**Instructions to follow**
Could you print every entry below exactly as given?

** Excerpted records follows **

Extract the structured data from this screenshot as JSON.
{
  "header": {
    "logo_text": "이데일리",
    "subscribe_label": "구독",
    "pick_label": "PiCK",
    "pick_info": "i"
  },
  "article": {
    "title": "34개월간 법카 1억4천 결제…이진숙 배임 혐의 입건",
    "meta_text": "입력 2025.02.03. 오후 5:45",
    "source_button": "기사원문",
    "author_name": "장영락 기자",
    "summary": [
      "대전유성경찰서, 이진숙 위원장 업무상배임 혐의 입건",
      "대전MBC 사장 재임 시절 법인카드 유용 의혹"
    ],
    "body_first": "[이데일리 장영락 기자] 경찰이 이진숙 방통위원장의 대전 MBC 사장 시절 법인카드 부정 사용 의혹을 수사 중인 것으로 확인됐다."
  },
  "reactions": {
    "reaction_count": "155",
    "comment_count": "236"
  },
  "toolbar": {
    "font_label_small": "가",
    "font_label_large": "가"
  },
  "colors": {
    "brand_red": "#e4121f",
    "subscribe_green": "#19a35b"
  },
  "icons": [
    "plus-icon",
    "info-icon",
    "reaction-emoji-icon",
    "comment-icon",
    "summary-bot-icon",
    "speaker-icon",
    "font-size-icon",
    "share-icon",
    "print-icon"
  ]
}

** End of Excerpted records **

**Response**
Extract the structured data from this screenshot as JSON.
{
  "header": {
    "logo_text": "이데일리",
    "subscribe_label": "구독",
    "pick_label": "PiCK",
    "pick_info": "i"
  },
  "article": {
    "title": "34개월간 법카 1억4천 결제…이진숙 배임 혐의 입건",
    "meta_text": "입력 2025.02.03. 오후 5:45",
    "source_button": "기사원문",
    "author_name": "장영락 기자",
    "summary": [
      "대전유성경찰서, 이진숙 위원장 업무상배임 혐의 입건",
      "대전MBC 사장 재임 시절 법인카드 유용 의혹"
    ],
    "body_first": "[이데일리 장영락 기자] 경찰이 이진숙 방통위원장의 대전 MBC 사장 시절 법인카드 부정 사용 의혹을 수사 중인 것으로 확인됐다."
  },
  "reactions": {
    "reaction_count": "155",
    "comment_count": "236"
  },
  "toolbar": {
    "font_label_small": "가",
    "font_label_large": "가"
  },
  "colors": {
    "brand_red": "#e4121f",
    "subscribe_green": "#19a35b"
  },
  "icons": [
    "plus-icon",
    "info-icon",
    "reaction-emoji-icon",
    "comment-icon",
    "summary-bot-icon",
    "speaker-icon",
    "font-size-icon",
    "share-icon",
    "print-icon"
  ]
}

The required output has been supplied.